* **Activity**
Without any of the pictures, print every record below exactly.
----
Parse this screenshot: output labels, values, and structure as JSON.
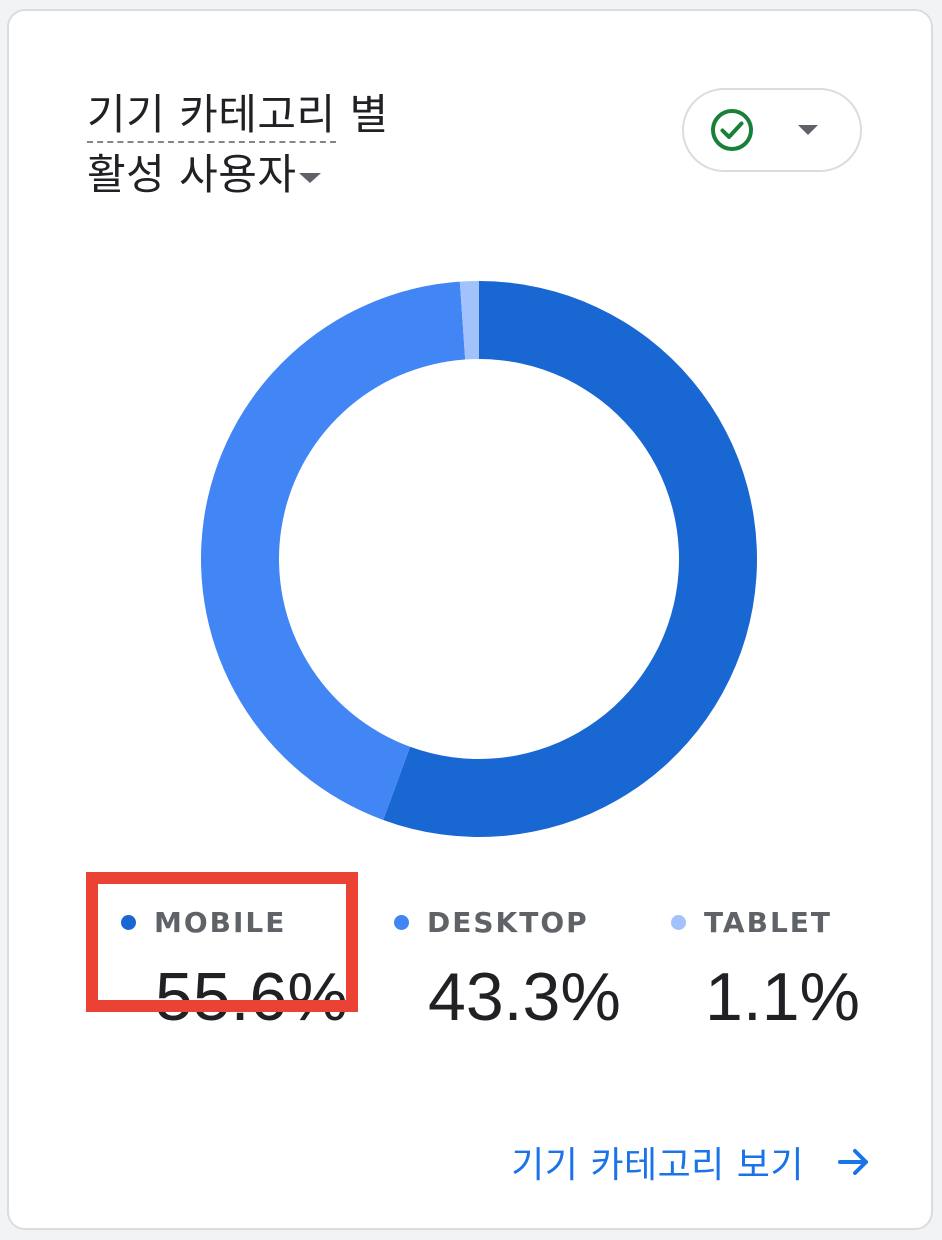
{
  "card": {
    "title_line1_underlined": "기기 카테고리",
    "title_line1_rest": " 별",
    "title_line2": "활성 사용자",
    "filter_icon": "check-circle-icon",
    "footer_link": "기기 카테고리 보기",
    "footer_icon": "arrow-right-icon"
  },
  "chart_data": {
    "type": "pie",
    "donut": true,
    "categories": [
      "MOBILE",
      "DESKTOP",
      "TABLET"
    ],
    "values": [
      55.6,
      43.3,
      1.1
    ],
    "value_labels": [
      "55.6%",
      "43.3%",
      "1.1%"
    ],
    "colors": [
      "#1967d2",
      "#4285f4",
      "#a1c2fa"
    ],
    "legend": "bottom"
  },
  "legend": [
    {
      "label": "MOBILE",
      "value": "55.6%",
      "color": "#1967d2"
    },
    {
      "label": "DESKTOP",
      "value": "43.3%",
      "color": "#4285f4"
    },
    {
      "label": "TABLET",
      "value": "1.1%",
      "color": "#a1c2fa"
    }
  ],
  "highlight": {
    "target": "MOBILE",
    "color": "#ea4335"
  }
}
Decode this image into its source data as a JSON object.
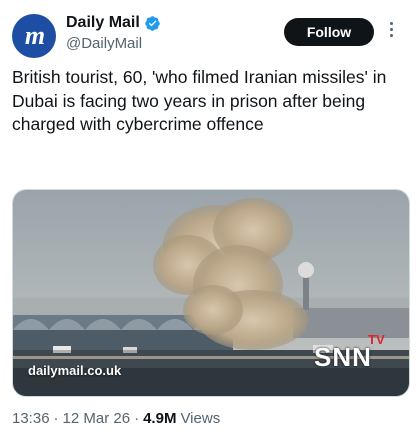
{
  "author": {
    "name": "Daily Mail",
    "handle": "@DailyMail",
    "avatar_letter": "m",
    "verified": true
  },
  "follow_label": "Follow",
  "tweet_text": "British tourist, 60, 'who filmed Iranian missiles' in Dubai is facing two years in prison after being charged with cybercrime offence",
  "media": {
    "watermark": "dailymail.co.uk",
    "channel_logo": "SNN",
    "channel_logo_sub": "TV"
  },
  "meta": {
    "time": "13:36",
    "date": "12 Mar 26",
    "views_count": "4.9M",
    "views_label": "Views"
  },
  "colors": {
    "verified": "#1d9bf0",
    "follow_bg": "#0f1419",
    "secondary_text": "#536471",
    "avatar_bg": "#1d4ea3"
  }
}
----
* **Solution to this exercise**
Parse this screenshot: output labels, values, and structure as JSON.
{
  "card": {
    "title_line1_underlined": "기기 카테고리",
    "title_line1_rest": " 별",
    "title_line2": "활성 사용자",
    "filter_icon": "check-circle-icon",
    "footer_link": "기기 카테고리 보기",
    "footer_icon": "arrow-right-icon"
  },
  "chart_data": {
    "type": "pie",
    "donut": true,
    "categories": [
      "MOBILE",
      "DESKTOP",
      "TABLET"
    ],
    "values": [
      55.6,
      43.3,
      1.1
    ],
    "value_labels": [
      "55.6%",
      "43.3%",
      "1.1%"
    ],
    "colors": [
      "#1967d2",
      "#4285f4",
      "#a1c2fa"
    ],
    "legend": "bottom"
  },
  "legend": [
    {
      "label": "MOBILE",
      "value": "55.6%",
      "color": "#1967d2"
    },
    {
      "label": "DESKTOP",
      "value": "43.3%",
      "color": "#4285f4"
    },
    {
      "label": "TABLET",
      "value": "1.1%",
      "color": "#a1c2fa"
    }
  ],
  "highlight": {
    "target": "MOBILE",
    "color": "#ea4335"
  }
}
Decode this image into its source data as a JSON object.
{
  "author": {
    "name": "Daily Mail",
    "handle": "@DailyMail",
    "avatar_letter": "m",
    "verified": true
  },
  "follow_label": "Follow",
  "tweet_text": "British tourist, 60, 'who filmed Iranian missiles' in Dubai is facing two years in prison after being charged with cybercrime offence",
  "media": {
    "watermark": "dailymail.co.uk",
    "channel_logo": "SNN",
    "channel_logo_sub": "TV"
  },
  "meta": {
    "time": "13:36",
    "date": "12 Mar 26",
    "views_count": "4.9M",
    "views_label": "Views"
  },
  "colors": {
    "verified": "#1d9bf0",
    "follow_bg": "#0f1419",
    "secondary_text": "#536471",
    "avatar_bg": "#1d4ea3"
  }
}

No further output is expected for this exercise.